On income taxes, the Senate bill cuts most people’s marginal income tax rates, without introducing a new family credit, as with the House. Whereas House Republicans appear reticent to grant income tax rate cuts to the very rich, the Senate has recognized that the highest marginal rates tend to be the most damaging.
They eliminate the proposed “bubble rate” which would have raised marginal rates for those earning between $1 million and $1.2 million to 45.6 percent, and even cut the top marginal income tax rate from 39.6 percent to 38.4 percent.
In terms of base broadening, the Senate has been bolder than the House on the state and local income tax too. They eliminate the deduction entirely, which would raise approximately $1.7 trillion in additional revenue over 10 years, easing the budget pressure to deliver the rest of the package. The House bill, by contrast, allows people to deduct up to $10,000 in state property taxes.
Sadly, the Senate’s boldness on the state and local deduction is mirrored by its timidity on other deductions and the estate tax.
Rather than eliminating the estate tax entirely (as the House bill proposes from 2025), the Senate bill would just double the exemption to $11 million per person.
More disappointingly, the Senate would leave the mortgage interest deduction completely intact (the House would halve the limit to $500,000), even though it is widely acknowledged by economists to lead to overinvestment in housing relative to other economic activity.
The Senate would also maintain a host of other smaller, politically contentious deductions for mortgage interest on second homes, student loans and medical expenses, leaving a less-broad income tax base with more distortions.
More surprisingly, the Senate bill goes against the framework agreed by congressional Republicans at the start of the tax reform process. It maintains seven federal income tax brackets (10 percent, 12 percent, 22.5 percent, 25 percent, 32.5 percent, 35 percent, 38.5 percent vs. today’s 10 percent, 15 percent, 25 percent, 28 percent, 33 percent, 35 percent, 39.6 percent).
The House bill would have reduced the number to four: 12 percent, 25 percent, 35 percent and 39.6 percent.

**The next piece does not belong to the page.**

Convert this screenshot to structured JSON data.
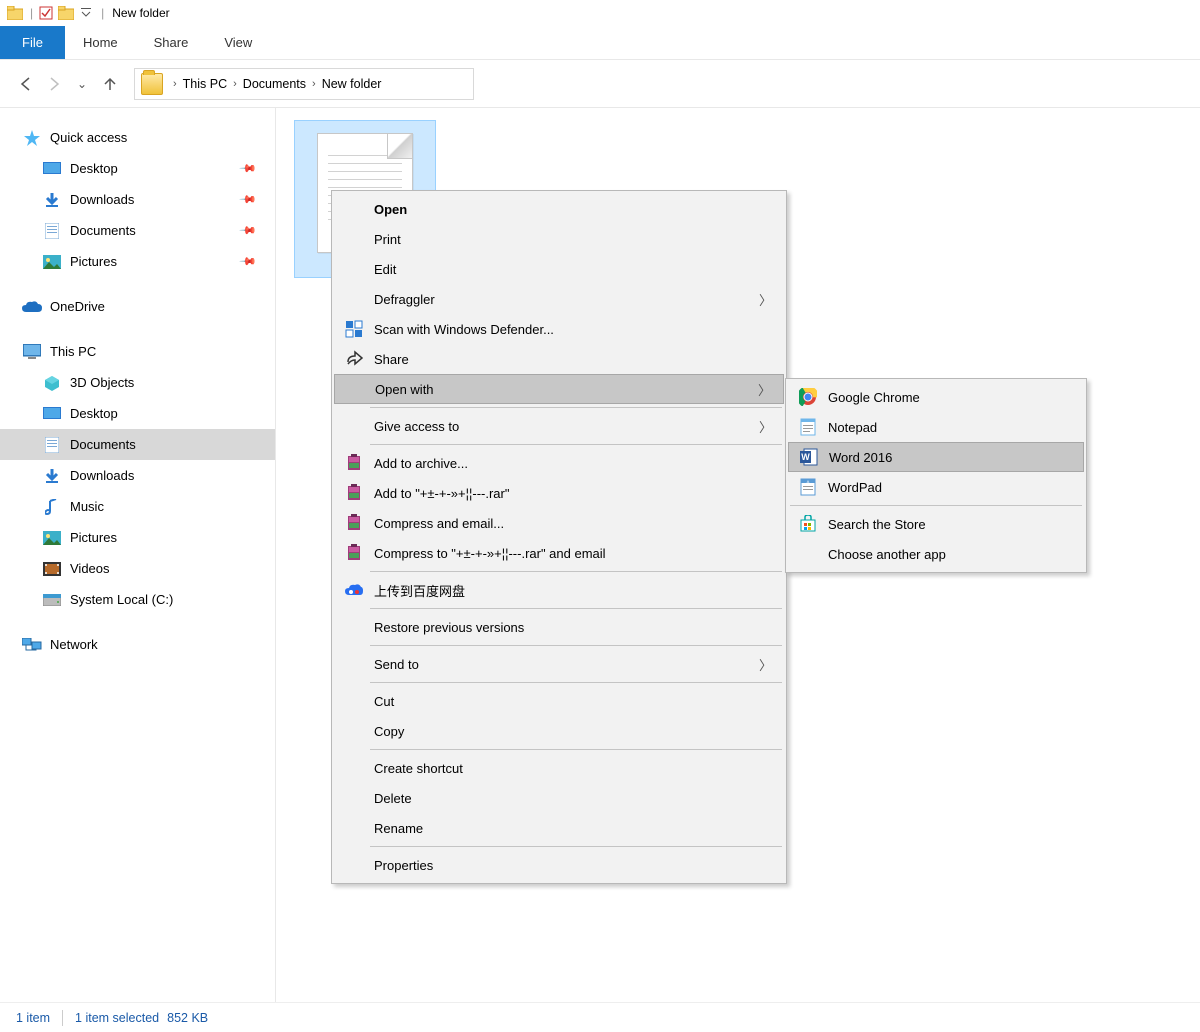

More tax brackets makes tax planning more complex and costly on the margin, though in the days of TurboTax it is unclear that these effects are large.
Perhaps more worryingly, it looks as if the Senate plan greatly expands the number of people in the 35-percent tax band.
The Senate Bill looks better than the House Bill on the business side overall, keeping the permanent corporate rate cut and introducing a simpler tax cut for pass-through businesses. But the income tax reform is a bizarre mix of boldness and timidity.
Hopefully, reconciling with the House will see full repeal of the state and local deduction maintained, but the House’s reduced number of brackets and mortgage interest deduction restriction restored.